In the icon of Our Lady of Perpetual Help, Mary’s eyes draw you into the icon. Her look is one of great tenderness but also one of intensity. Her eyes are not directed toward  Jesus or toward the activity of the angels, but always facing toward the one who is looking at her. This is a special effect of Marian icons. Usually when the icon is pictured with Mary and the Child, we are to understand that Jesus is blessing anyone at whom his Mother is gazing upon.

Her Significance to the Guardian Angels Community

Devotion to Our Lady of Perpetual Help is one of the most popular in Christendom with the hauntingly beautiful icon easily recognizable.  The first four icons installed in Redemptorist churches occurred in 1870, one in Chicago and three on the East coast.  Records indicate that Guardian Angels’ icon was “sent” in August of 1869, and that it is certainly one of the first to come to the U.S.  The icon was created in Rome and touched to the original icon with an official document attached to the back with red wax seals.  Today many of the icons no longer have the document, but the red wax is still visible.  This information is consistent with our history books which state that in 1871, Guardian Angels’ pastor, Fr. Mayr, traveled to Rome and brought back an icon of Our Lady of Perpetual Help, which was blessed by Pope Pius IX.  Fr. Mayr presented the icon to the parish and Guardian Angels’ community began to celebrate her feast day, June 27, annually.
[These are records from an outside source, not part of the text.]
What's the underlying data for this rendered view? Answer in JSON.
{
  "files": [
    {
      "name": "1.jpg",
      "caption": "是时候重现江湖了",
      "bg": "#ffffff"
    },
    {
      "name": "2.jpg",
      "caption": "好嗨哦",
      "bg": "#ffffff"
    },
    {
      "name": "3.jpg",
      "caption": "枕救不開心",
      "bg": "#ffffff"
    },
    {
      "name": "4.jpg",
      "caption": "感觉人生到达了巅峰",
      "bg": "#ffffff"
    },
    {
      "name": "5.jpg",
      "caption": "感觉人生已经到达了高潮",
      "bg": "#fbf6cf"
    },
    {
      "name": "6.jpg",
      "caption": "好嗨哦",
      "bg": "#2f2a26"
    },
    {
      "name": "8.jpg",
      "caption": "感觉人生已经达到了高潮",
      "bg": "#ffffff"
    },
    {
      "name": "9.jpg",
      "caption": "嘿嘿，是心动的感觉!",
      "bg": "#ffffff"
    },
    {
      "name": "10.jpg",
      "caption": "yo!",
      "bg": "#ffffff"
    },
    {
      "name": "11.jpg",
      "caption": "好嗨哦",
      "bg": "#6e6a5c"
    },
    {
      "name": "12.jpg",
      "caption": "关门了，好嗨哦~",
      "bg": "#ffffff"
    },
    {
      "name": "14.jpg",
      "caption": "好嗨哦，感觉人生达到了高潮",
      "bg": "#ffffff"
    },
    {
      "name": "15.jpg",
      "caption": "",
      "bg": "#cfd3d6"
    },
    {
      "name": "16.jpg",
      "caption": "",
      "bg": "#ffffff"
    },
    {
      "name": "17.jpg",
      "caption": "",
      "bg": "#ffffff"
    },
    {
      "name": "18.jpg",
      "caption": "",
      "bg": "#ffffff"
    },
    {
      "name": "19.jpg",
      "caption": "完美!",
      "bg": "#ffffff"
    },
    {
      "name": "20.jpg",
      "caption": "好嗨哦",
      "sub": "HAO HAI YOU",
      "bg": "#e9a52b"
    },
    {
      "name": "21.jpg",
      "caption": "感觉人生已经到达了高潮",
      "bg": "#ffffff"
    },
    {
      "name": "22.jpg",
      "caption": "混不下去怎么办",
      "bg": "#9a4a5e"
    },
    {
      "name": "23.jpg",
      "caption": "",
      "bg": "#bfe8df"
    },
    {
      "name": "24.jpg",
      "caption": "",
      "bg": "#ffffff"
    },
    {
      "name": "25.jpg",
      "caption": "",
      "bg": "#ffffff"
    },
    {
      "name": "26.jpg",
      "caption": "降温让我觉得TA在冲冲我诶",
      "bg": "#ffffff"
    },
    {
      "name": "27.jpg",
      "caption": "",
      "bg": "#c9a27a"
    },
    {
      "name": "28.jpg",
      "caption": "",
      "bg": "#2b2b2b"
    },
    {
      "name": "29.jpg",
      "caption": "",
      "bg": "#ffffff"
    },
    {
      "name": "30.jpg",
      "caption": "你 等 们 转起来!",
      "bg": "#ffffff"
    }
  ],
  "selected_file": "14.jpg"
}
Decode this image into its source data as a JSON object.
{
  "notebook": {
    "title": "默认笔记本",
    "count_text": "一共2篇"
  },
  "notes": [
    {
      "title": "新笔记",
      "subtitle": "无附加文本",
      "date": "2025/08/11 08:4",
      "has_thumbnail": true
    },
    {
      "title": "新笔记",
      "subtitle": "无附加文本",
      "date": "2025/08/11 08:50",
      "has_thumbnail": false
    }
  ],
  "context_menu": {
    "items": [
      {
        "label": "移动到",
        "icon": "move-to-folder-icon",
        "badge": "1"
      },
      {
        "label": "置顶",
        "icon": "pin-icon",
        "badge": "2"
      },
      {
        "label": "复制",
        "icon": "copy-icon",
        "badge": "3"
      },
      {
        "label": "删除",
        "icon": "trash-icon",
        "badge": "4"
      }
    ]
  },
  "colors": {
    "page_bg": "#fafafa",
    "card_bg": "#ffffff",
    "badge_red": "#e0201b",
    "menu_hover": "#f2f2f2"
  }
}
On October 7, 1902, a fire destroyed what was once Guardian Angels Church.  The fire was so destructive that the steeple collapsed and nothing remained except the exterior walls and the blessed icon of Our Lady of Perpetual Help which hung on the east wall in 1902 .

The icon is now honored on the west side altar of the church. Since her arrival at Guardian Angels many miracles have occurred and have been recorded.  In some cases, wheel chairs, crutches and canes were left by her altar.

For More information you can go to: http://www.iconoflove.org/index.html

Guardian Angels’ Icon was also featured in the Redemportist Quarterly Newsletter DenverLink on 9/4/15.